She hopes our reporting will focus not just on the abstract problem, but the pieces that contribute to it, including systemic inequities that make some people more prone to homelessness.
CDN’s lead photojournalist, Hailey Hoffman, echoed those thoughts, adding that she hopes visual representations of life on the streets put front and center a problem most of us would rather push from our minds.
“I want to make people look at the unhoused folks and see the pain that is happening in the heart of our city,” Hoffman said. “I want to make the people who only go to Barkley Village or Fairhaven, who get to avoid the tragedy of downtown because they don’t want to look at it, look at it.”
Hoffman was one of the journalists who encountered the man with a near-death experience on the sidewalk near our office.

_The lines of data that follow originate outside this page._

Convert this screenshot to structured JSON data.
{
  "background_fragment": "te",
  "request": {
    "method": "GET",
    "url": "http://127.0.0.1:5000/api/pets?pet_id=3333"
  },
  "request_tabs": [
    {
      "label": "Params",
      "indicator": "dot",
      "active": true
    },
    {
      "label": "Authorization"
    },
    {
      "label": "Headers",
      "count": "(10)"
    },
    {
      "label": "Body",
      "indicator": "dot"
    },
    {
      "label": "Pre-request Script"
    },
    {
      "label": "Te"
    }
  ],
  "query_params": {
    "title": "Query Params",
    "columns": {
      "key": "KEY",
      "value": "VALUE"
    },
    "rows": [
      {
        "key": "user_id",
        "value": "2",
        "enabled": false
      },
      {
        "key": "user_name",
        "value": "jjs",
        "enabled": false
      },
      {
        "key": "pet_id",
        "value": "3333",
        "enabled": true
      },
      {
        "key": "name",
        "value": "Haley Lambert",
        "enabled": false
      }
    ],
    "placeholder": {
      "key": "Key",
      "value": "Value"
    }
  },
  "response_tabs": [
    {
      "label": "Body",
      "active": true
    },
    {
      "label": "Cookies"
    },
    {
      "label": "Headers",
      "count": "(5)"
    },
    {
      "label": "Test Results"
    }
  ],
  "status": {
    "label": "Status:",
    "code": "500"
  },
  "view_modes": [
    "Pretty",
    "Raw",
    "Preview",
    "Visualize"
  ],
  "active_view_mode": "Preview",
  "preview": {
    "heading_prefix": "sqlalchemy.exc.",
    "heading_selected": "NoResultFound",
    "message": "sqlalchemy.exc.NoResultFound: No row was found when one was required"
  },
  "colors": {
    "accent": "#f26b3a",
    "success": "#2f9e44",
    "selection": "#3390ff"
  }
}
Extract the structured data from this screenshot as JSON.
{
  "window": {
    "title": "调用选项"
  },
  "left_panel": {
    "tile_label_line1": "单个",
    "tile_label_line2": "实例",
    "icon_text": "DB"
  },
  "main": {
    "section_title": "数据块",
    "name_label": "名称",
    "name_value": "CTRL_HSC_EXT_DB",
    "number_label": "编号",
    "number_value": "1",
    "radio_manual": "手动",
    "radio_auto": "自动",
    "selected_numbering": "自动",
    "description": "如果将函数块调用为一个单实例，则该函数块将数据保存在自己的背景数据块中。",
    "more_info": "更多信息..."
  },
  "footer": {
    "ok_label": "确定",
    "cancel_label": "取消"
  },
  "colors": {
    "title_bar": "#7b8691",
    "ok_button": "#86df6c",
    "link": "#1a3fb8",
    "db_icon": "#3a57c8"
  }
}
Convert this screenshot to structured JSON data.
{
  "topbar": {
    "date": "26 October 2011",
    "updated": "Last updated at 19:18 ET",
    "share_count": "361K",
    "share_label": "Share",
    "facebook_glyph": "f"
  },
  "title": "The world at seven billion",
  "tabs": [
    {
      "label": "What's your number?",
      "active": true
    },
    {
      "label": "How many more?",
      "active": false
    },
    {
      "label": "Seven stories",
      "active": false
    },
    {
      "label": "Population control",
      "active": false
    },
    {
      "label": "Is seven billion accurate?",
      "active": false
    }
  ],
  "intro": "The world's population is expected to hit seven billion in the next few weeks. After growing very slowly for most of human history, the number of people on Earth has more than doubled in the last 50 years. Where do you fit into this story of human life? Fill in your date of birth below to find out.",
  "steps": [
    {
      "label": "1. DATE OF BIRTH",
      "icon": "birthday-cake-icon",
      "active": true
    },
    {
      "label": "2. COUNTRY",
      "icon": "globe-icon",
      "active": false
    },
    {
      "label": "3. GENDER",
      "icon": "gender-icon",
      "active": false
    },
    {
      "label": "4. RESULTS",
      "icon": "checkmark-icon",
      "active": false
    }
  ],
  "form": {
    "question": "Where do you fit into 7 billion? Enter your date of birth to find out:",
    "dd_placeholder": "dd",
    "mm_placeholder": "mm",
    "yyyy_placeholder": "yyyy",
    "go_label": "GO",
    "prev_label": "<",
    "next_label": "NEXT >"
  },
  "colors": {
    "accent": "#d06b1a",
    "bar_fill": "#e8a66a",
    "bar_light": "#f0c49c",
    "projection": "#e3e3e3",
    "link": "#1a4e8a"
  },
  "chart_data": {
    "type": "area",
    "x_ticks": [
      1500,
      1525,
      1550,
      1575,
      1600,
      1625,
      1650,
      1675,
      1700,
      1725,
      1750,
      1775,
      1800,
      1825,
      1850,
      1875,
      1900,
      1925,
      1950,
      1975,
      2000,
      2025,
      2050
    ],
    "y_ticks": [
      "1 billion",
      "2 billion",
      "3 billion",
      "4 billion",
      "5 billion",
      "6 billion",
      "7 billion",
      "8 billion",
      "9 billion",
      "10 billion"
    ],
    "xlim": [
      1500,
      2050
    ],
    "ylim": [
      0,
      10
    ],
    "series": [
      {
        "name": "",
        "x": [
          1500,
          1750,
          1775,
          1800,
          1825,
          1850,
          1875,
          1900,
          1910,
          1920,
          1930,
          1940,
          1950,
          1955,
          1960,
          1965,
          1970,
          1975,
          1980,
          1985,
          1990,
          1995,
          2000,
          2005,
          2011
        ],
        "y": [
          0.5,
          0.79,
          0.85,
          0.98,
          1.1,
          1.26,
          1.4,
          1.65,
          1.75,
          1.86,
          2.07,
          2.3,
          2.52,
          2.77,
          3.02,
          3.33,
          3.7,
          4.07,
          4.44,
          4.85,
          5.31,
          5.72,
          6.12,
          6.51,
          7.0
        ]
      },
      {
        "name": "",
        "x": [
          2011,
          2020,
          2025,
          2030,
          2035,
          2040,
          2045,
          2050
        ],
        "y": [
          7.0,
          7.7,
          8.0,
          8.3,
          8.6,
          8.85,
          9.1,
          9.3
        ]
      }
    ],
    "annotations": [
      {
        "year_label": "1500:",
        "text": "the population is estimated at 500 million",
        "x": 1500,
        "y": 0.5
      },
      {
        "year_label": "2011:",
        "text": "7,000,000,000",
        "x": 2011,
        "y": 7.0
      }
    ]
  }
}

After the man was transported, she repeatedly checked on his wife, who had to remain on the street guarding the couple’s few possessions.
“I brought her food and coffee when I could,” she said. “And a few days later, she was gone.”
She and other reporters recognize the limits, and the challenges for photographers, as the subject is “steeped with ethical quandaries that are hard to navigate and balance.”
Ralph Schwartz, CDN’s veteran government reporter, agrees about the need to humanize the story. But he sees it as a systems story, as well.
“We need to touch on accountability,” Schwartz said. “Not among homeless people themselves but at the government level. There’s a perception at the very least that city leaders are failing us. We can’t do this series without taking a serious look at solutions.”
Investigative reporter Isaac Stone Simonelli agrees, and sees opportunities to reframe the discussion.
The property-owning class of Americans seem to become aware of homelessness when it spills out in downtown streets, then single-family neighborhoods, he notes. “But what about those teetering on the edge of homelessness … one flat tire, one bounced check, one high utility bill away from seeing their lives spiral out of control?”
To Simonelli, the order of priority is clear: humanity, systemic failures, impact on other community members, and then valid residential concerns. Too often, he believes, the equation is reversed.
Staff members in general are hopeful the work will help, but realistic about limitations.
“It’s uncomfortable and sad and often easier to avoid those emotions and feelings because the tragedy is so colossal, it’s easy to become overwhelmed,” Hoffman said. “Because, honestly, what can one person do on their own? Not much. But if more people actively choose to confront the tragedy, maybe, just maybe, there can be an impact.”
The common thread: They all care deeply, want to help, and have a means to do so. As I say in our room, perhaps too often when tough subjects arise: “It’s why we’re here.”
Ron Judd’s column appears on Fridays; firstname.lastname@example.org; @roncjudd.